"Please don't tell mom!" I shouted with panic as my younger brother screamed bloody murder. Someone had just punched him in the face. Someone was mean enough to wind up and sock him right in the nose.
That someone, was me.
The Parable of the Lost Son
This morning as I was reading through the Gospel of Luke, I was challenged by what God placed on my heart during the parable of the lost son. You can find the full parable in Luke 15, but to quickly summarize the story:
- A Father has two sons
- The youngest son asks for his inheritance even though his father wasn't dead
- The father gives him his inheritance
- The youngest son wastes the inheritance on sex and partying
- The youngest son feels guilty and returns home to ask his father if he can serve as his slave
- The father sees his son coming home in the distance and has compassion for him
- The father throws a feast for his youngest son's return home
- The oldest son is furious with his father for giving his brother grace
- The father shows his older son compassion, too
The first half of the story is often the half that receives the most attention, and rightfully so. Because Jesus was showing his listeners that God's grace knows no bounds. But what if we have been missing the fullness of Jesus' words this entire time?
What if the son who left wasn't the one Jesus was saying was truly lost? What if the point of the parable was to navigate our attention to the son who stayed home?
What if Jesus was making the point to His listeners that it is easy for them to accept grace when they are broken for it, but rarely do they extend that same grace towards others who need it?
Perhaps, this parable is as much—if not more—about the older son as it is about the younger son. Perhaps Jesus wanted us to understand that the younger son—although he wandered off and squandered his inheritance—still came home and submitted to his father. Perhaps the lost son was always home.
I Am The Older Son
While I was praying over this story, God placed on my heart, "Jordan, you are the older son." My heart broke at this realization. My cynicism and self-righteousness have been at an all-time high lately. I have felt bitter toward those who have hurt me and have battled feelings of entitlement.
But here is what I have been learning from this well-known story: God doesn't desire for me to be the younger son in this story, nor does He want me to be the older son. God wants me to be the one who showed compassion toward both his sons.
"'My son,' the father said, 'You are always with me, and everything I have is yours. But we had to celebrate and be glad, because this brother of yours was dead and is alive again; he was lost and is found.'" Luke 15:31-32 NIV
Jesus wanted His listeners to know that this story was about the father's reaction toward both sons. The first one ends up leaving and returning, while the second one is where I believe Jesus wants the listener to make a decision for themselves. It is kind of like those books you read where the person reading is in charge of the ending they decide. Here is what I mean...

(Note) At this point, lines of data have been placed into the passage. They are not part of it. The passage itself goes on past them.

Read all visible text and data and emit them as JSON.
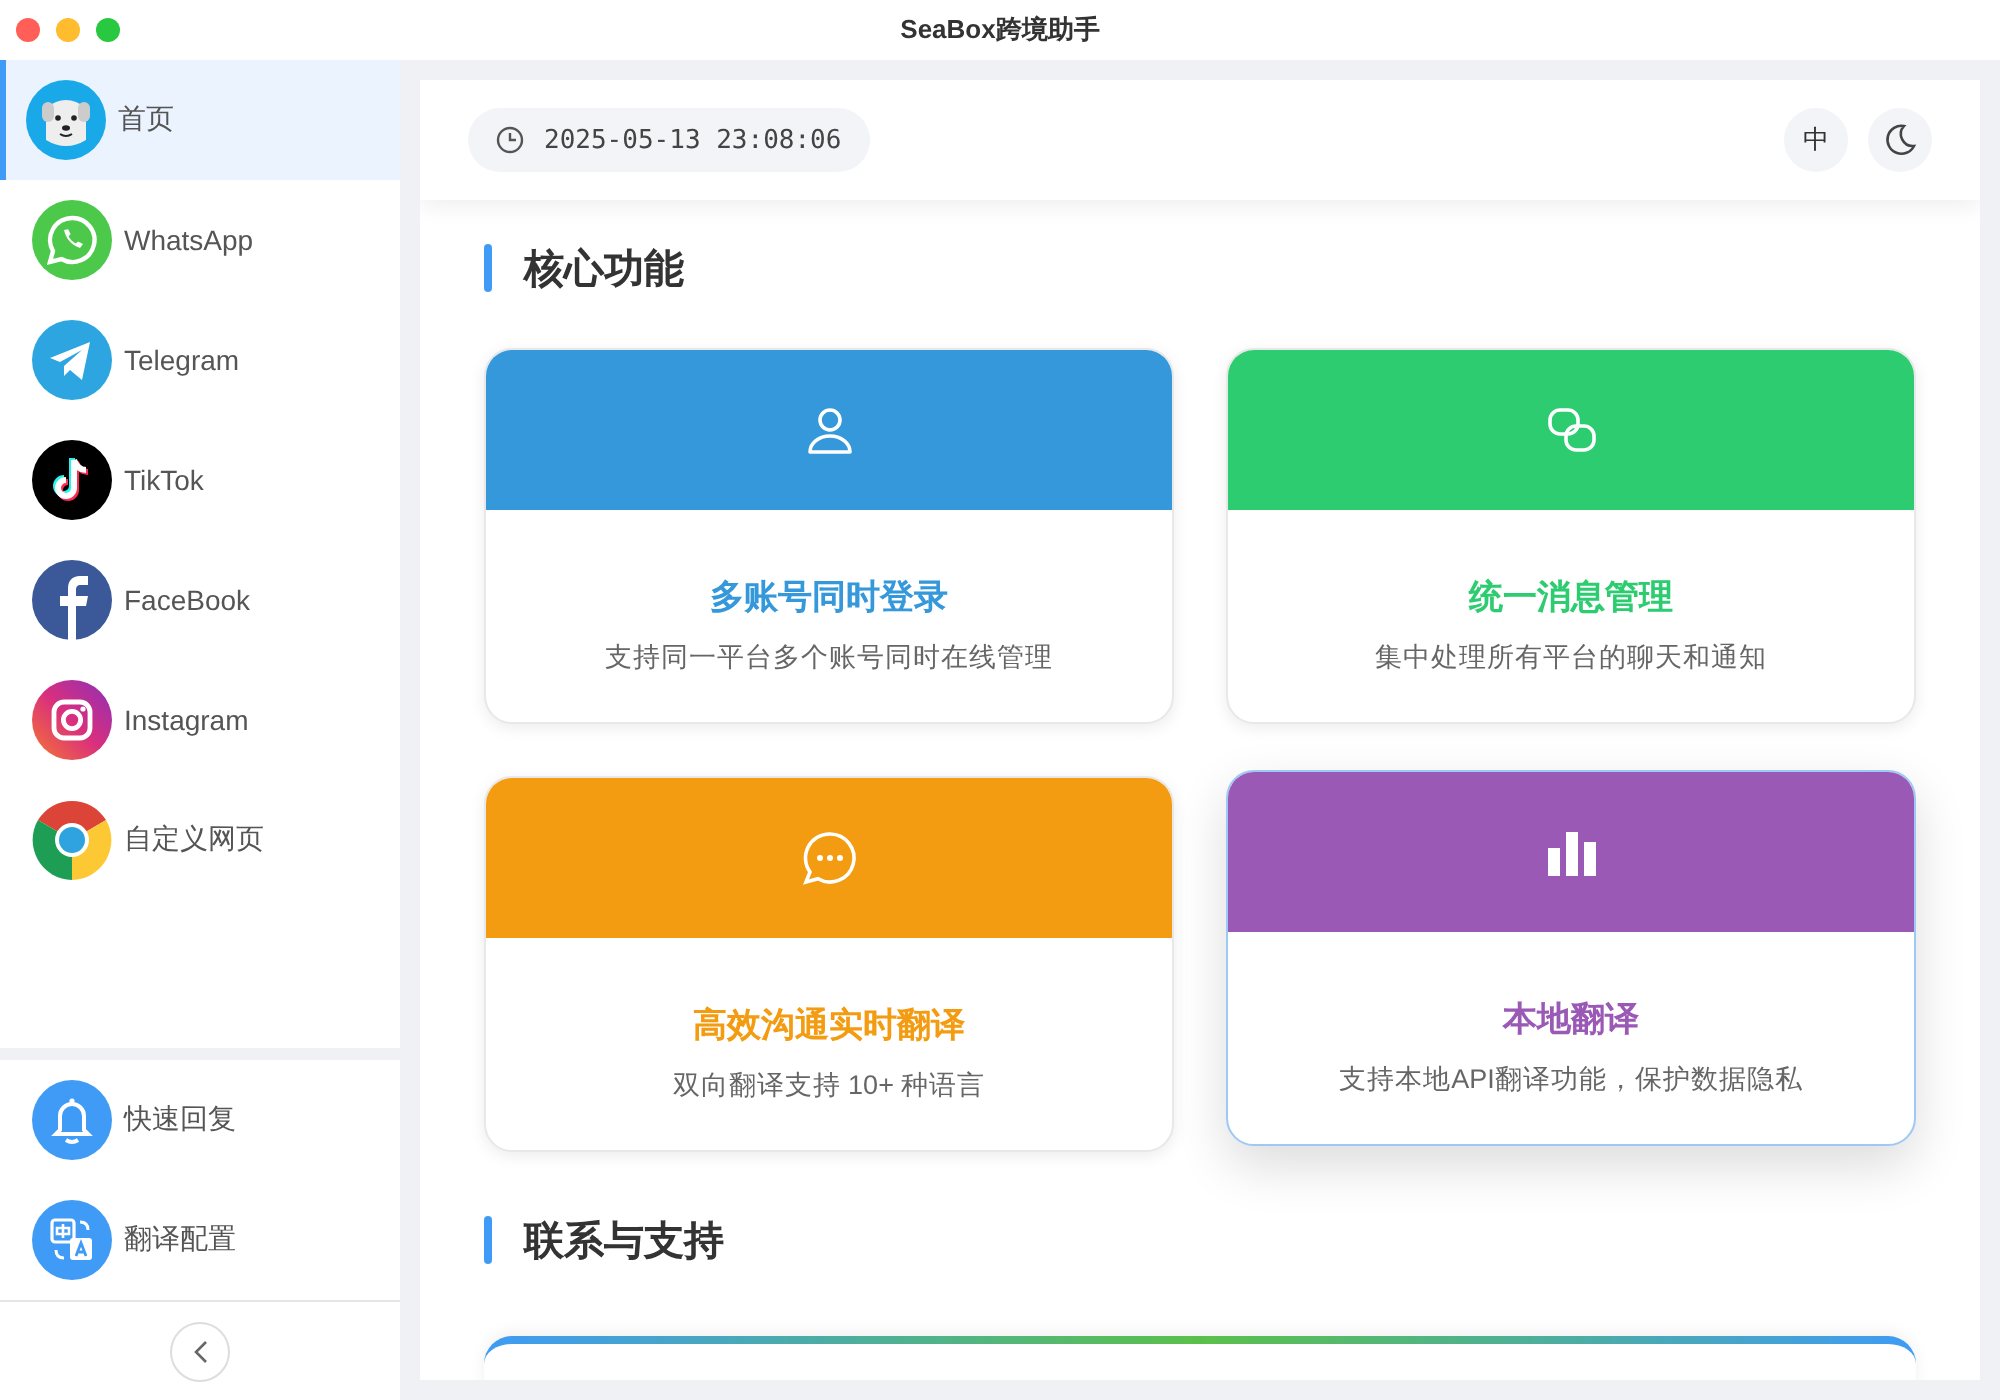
{
  "window": {
    "title": "SeaBox跨境助手"
  },
  "sidebar": {
    "items": [
      {
        "label": "首页",
        "selected": true
      },
      {
        "label": "WhatsApp",
        "selected": false
      },
      {
        "label": "Telegram",
        "selected": false
      },
      {
        "label": "TikTok",
        "selected": false
      },
      {
        "label": "FaceBook",
        "selected": false
      },
      {
        "label": "Instagram",
        "selected": false
      },
      {
        "label": "自定义网页",
        "selected": false
      }
    ],
    "tools": [
      {
        "label": "快速回复",
        "selected": false
      },
      {
        "label": "翻译配置",
        "selected": false
      }
    ]
  },
  "header": {
    "datetime": "2025-05-13 23:08:06",
    "language_button": "中"
  },
  "sections": [
    {
      "title": "核心功能",
      "cards": [
        {
          "title": "多账号同时登录",
          "description": "支持同一平台多个账号同时在线管理",
          "color": "#3498db",
          "hovered": false
        },
        {
          "title": "统一消息管理",
          "description": "集中处理所有平台的聊天和通知",
          "color": "#2ecc71",
          "hovered": false
        },
        {
          "title": "高效沟通实时翻译",
          "description": "双向翻译支持 10+ 种语言",
          "color": "#f39c12",
          "hovered": false
        },
        {
          "title": "本地翻译",
          "description": "支持本地API翻译功能，保护数据隐私",
          "color": "#9b59b6",
          "hovered": true
        }
      ]
    },
    {
      "title": "联系与支持"
    }
  ]
}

Have you ever wondered why Jesus would leave the story unresolved at verse 32? Why don't we see how the older son responds to the father's statements?

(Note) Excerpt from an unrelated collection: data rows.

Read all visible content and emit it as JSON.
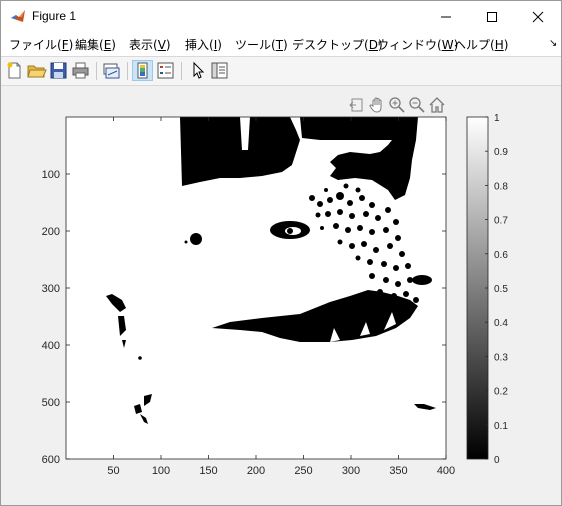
{
  "window": {
    "title": "Figure 1"
  },
  "menu": {
    "items": [
      {
        "label": "ファイル(",
        "key": "F",
        "suffix": ")"
      },
      {
        "label": "編集(",
        "key": "E",
        "suffix": ")"
      },
      {
        "label": "表示(",
        "key": "V",
        "suffix": ")"
      },
      {
        "label": "挿入(",
        "key": "I",
        "suffix": ")"
      },
      {
        "label": "ツール(",
        "key": "T",
        "suffix": ")"
      },
      {
        "label": "デスクトップ(",
        "key": "D",
        "suffix": ")"
      },
      {
        "label": "ウィンドウ(",
        "key": "W",
        "suffix": ")"
      },
      {
        "label": "ヘルプ(",
        "key": "H",
        "suffix": ")"
      }
    ]
  },
  "toolbar": {
    "buttons": [
      "new-figure-icon",
      "open-file-icon",
      "save-icon",
      "print-icon",
      "link-plot-icon",
      "colorbar-toggle-icon",
      "legend-toggle-icon",
      "pointer-icon",
      "property-inspector-icon"
    ],
    "active": "colorbar-toggle-icon"
  },
  "axes_toolbar": {
    "buttons": [
      "brush-export-icon",
      "pan-hand-icon",
      "zoom-in-icon",
      "zoom-out-icon",
      "home-icon"
    ]
  },
  "image_plot": {
    "description_colormap": "gray",
    "x_ticks": [
      "50",
      "100",
      "150",
      "200",
      "250",
      "300",
      "350",
      "400"
    ],
    "y_ticks": [
      "100",
      "200",
      "300",
      "400",
      "500",
      "600"
    ],
    "x_range": [
      0,
      400
    ],
    "y_range": [
      0,
      600
    ]
  },
  "colorbar": {
    "ticks": [
      "0",
      "0.1",
      "0.2",
      "0.3",
      "0.4",
      "0.5",
      "0.6",
      "0.7",
      "0.8",
      "0.9",
      "1"
    ],
    "range": [
      0,
      1
    ],
    "colors": {
      "low": "#000000",
      "high": "#ffffff"
    }
  }
}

The answer: Because Jesus is giving us—the listener—the chance to decide whether or not we as the "older children," are going to stay self-righteous or choose to follow suit like the younger son and come home. Jesus presents us with the choice: Sit proudly in our sin or humbly surrender it to Him.
I wonder if Jesus was also making the point through this story that the one who stays home is at fault for not chasing after the younger brother. Why do I wonder this? Because just a few moments before sharing this parable, Jesus shared with the same crowd (who in this case were self-righteous Pharisees) the significance of how God leaves the ninety-nine sheep who stayed home, to chase after the one who wandered off.
Jesus then shares a second parable with the same crowd about celebrating after finding a lost coin. He then wraps up story-time by further expressing His desire for those who are home to welcome those who are lost. But maybe Jesus shared all three of these stories one after another because they are supposed to be read together, not individually.
Perhaps the next crucial takeaway from this parable is that the Church is not supposed to be a homebody.
It's easy to fall into the trap of self-righteousness for those of us who aren't out and about visibly squandering that which God has blessed us with. Maybe that is why Jesus says that not everyone who calls on His name will enter the Kingdom of God, but only those who do the will of the Father (see Matthew 7:21).
And honestly, that verse TERRIFIES me. It has taught me how vulgar and consuming pride is. Pride isn't just about believing that I am the best, it is about believing I am better than YOU in any way, shape, or form. Pride is believing I am not lost because I stayed home.
David felt this way too. And so he got on his knees and prayed this gut-wrenching prayer:
"Search me, God, and know my heart; test me and know my anxious thoughts. See if there is any offensive way in me, and lead me in the way everlasting." - Psalm 139:23-24
Pastor Craig Groeschel taught me how the search me prayer is a dangerous one because it exposes my ugliest sins. For most of us, pride is swept under the rug and is never addressed.
May it never be the case with me.
I still remember my younger brother's reaction after I socked him in the face. It was filled with panic, pain, and deep hurt. He had just witnessed his older brother—someone he looked up to—betray him.
I wonder how different our lives or the lives of others would look, if we relentlessly chased after those who are struggling, hurting, and wandering.
Perhaps we would resemble Jesus.